born in 1923, she grew up with her seven siblings in Ostend. Before the Nazi period her family owned several houses near the zoo and her grandfather and father owned a company which employed ten staff. She attended Junior High School in Ostend and later undertook an apprenticeship in nursing .

Yehuda Ariel
born in Oppenheim, Frankfurt, presumably at the end of the First World War. With his family, who belonged to the Jewish religious community, he was able to emigrate to Palestine.

Christine Herrmann
née Hau, experienced as a 15 year old the destruction of the synagogue of the Jewish religious community in 1938; she was the youngest daughter of Justin Haus, the castellan of the synagogue, and lived with her parents and three siblings in this building.

Benjamin Hirsch
born in 1932 in Frankfurt, the fifth of seven children to the dentist Dr. Hermann Hirsch and his wife Mathilde, today he lives as an architect in Atlanta, Georgia, USA. There he established amongst others the Holocaust Memorial of Atlanta. His parents and his younger siblings were deported from Frankfurt and murdered.

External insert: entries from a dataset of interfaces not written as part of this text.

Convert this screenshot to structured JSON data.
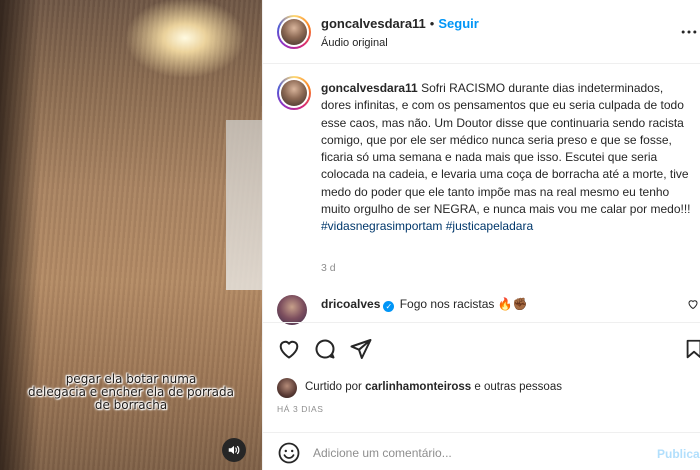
{
  "video": {
    "caption_lines": [
      "pegar ela botar numa",
      "delegacia e encher ela de porrada",
      "de borracha"
    ],
    "audio_icon": "speaker-icon"
  },
  "header": {
    "username": "goncalvesdara11",
    "separator": "•",
    "follow_label": "Seguir",
    "audio_label": "Áudio original",
    "more_icon": "more-horizontal-icon"
  },
  "post": {
    "username": "goncalvesdara11",
    "text": "Sofri RACISMO durante dias indeterminados, dores infinitas, e com os pensamentos que eu seria culpada de todo esse caos, mas não. Um Doutor disse que continuaria sendo racista comigo, que por ele ser médico nunca seria preso e que se fosse, ficaria só uma semana e nada mais que isso. Escutei que seria colocada na cadeia, e levaria uma coça de borracha até a morte, tive medo do poder que ele tanto impõe mas na real mesmo eu tenho muito orgulho de ser NEGRA, e nunca mais vou me calar por medo!!!",
    "hashtags": [
      "#vidasnegrasimportam",
      "#justicapeladara"
    ],
    "time": "3 d"
  },
  "comments": [
    {
      "username": "dricoalves",
      "verified": true,
      "text": "Fogo nos racistas 🔥✊🏾"
    }
  ],
  "actions": {
    "like_icon": "heart-icon",
    "comment_icon": "comment-icon",
    "share_icon": "send-icon",
    "save_icon": "bookmark-icon"
  },
  "likes": {
    "prefix": "Curtido por",
    "user": "carlinhamonteiross",
    "suffix": "e outras pessoas"
  },
  "date": "HÁ 3 DIAS",
  "add_comment": {
    "placeholder": "Adicione um comentário...",
    "publish_label": "Publicar"
  },
  "colors": {
    "accent": "#0095f6",
    "hashtag": "#00376b",
    "muted": "#8e8e8e",
    "publish_disabled": "#b2dffc"
  }
}
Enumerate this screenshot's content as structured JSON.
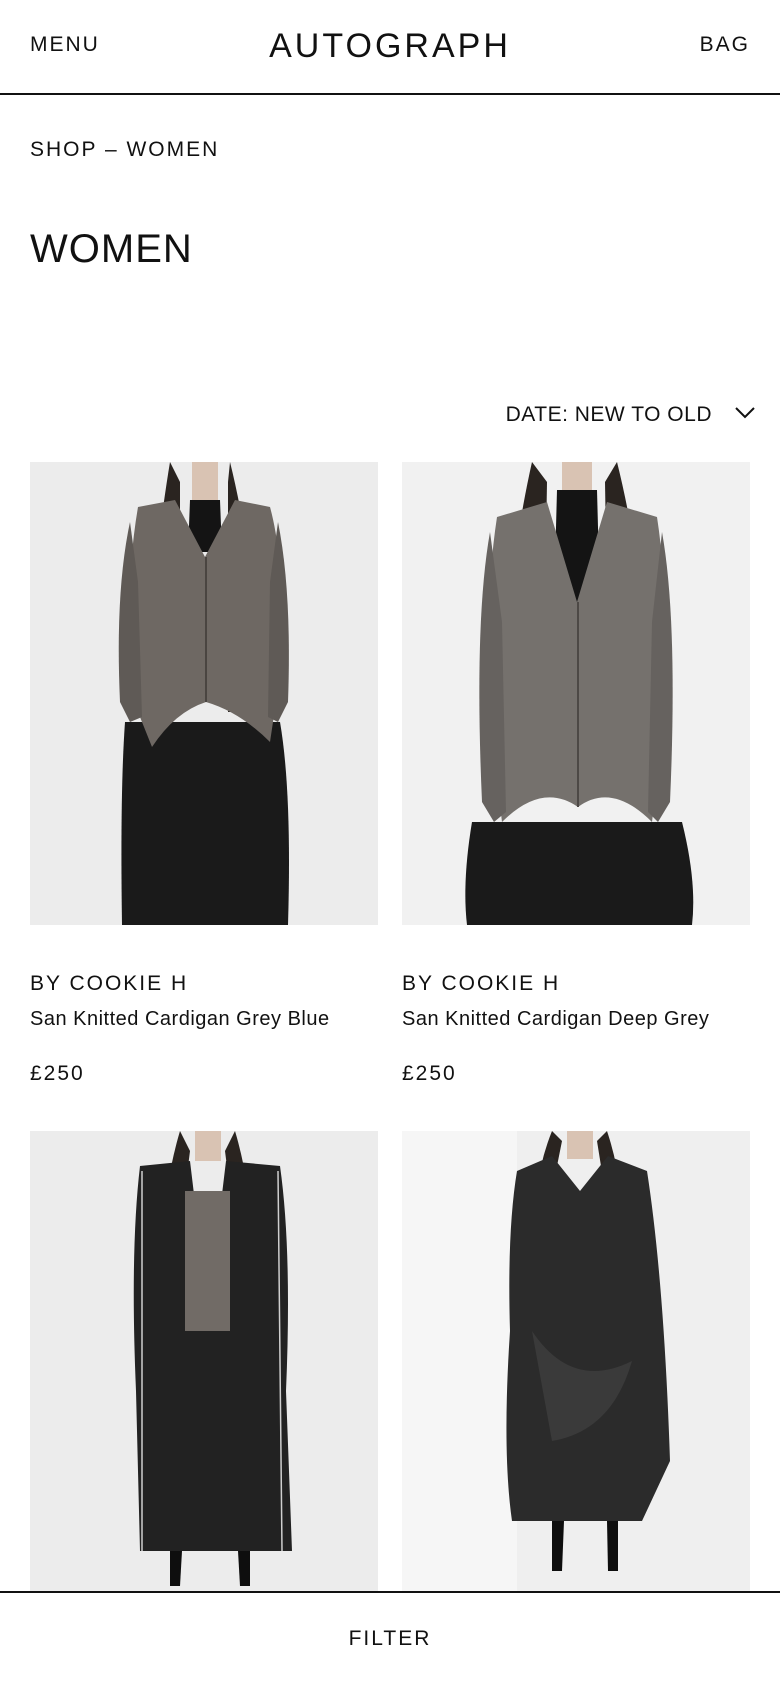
{
  "header": {
    "menu_label": "MENU",
    "logo": "AUTOGRAPH",
    "bag_label": "BAG"
  },
  "breadcrumb": "SHOP – WOMEN",
  "page_title": "WOMEN",
  "sort": {
    "label": "DATE: NEW TO OLD",
    "icon": "chevron-down-icon"
  },
  "products": [
    {
      "brand": "BY COOKIE H",
      "name": "San Knitted Cardigan Grey Blue",
      "price": "£250"
    },
    {
      "brand": "BY COOKIE H",
      "name": "San Knitted Cardigan Deep Grey",
      "price": "£250"
    },
    {},
    {}
  ],
  "filter_label": "FILTER",
  "colors": {
    "text": "#111111",
    "background": "#ffffff",
    "image_background": "#f0f0f0"
  }
}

Inge Hess
bookseller, born in 1931, lived until 1958 in Sandweg 29. Her father, a trade unionists with close links to the SPD, was unemployed until 1938, before working as a type founder at the Bauerschen Foundry. Her mother was  chemical factory worker, working in a chemical plant in Fechenheim.

Emil Mai
born in 1928 in Frankfurt. His Jewish father came from a part of Galicia, which was part of Austria-Hungary and belonged to Poland after the First World War. Emil Mai’s family was affected by the so called Polish-Operation in Autumn 1938, when his father and sister were deported to Poland. He himself was later taken to the Theresienstadt ghetto (also known as the Theresienstadt concentration camp), and was one of the survivors.

Edith Erbrich
born in 1937, was according to Nazi jargon a “half-breed of the first degree”. She spent her first seven years in Ostend, until she was deported together with her sister, who was four years her elder, and her father to Theresienstadt in February 1945. Only after her return in the summer of 1945, was she able to attend school.

© Images: Photos 1 and 5: Jewish Museum, Frankfurt; Photos 2, 3 and 4: Institut für Stadtgeschichte Frankfurt; Photos 8 and 9: Initiative 9. November e.V.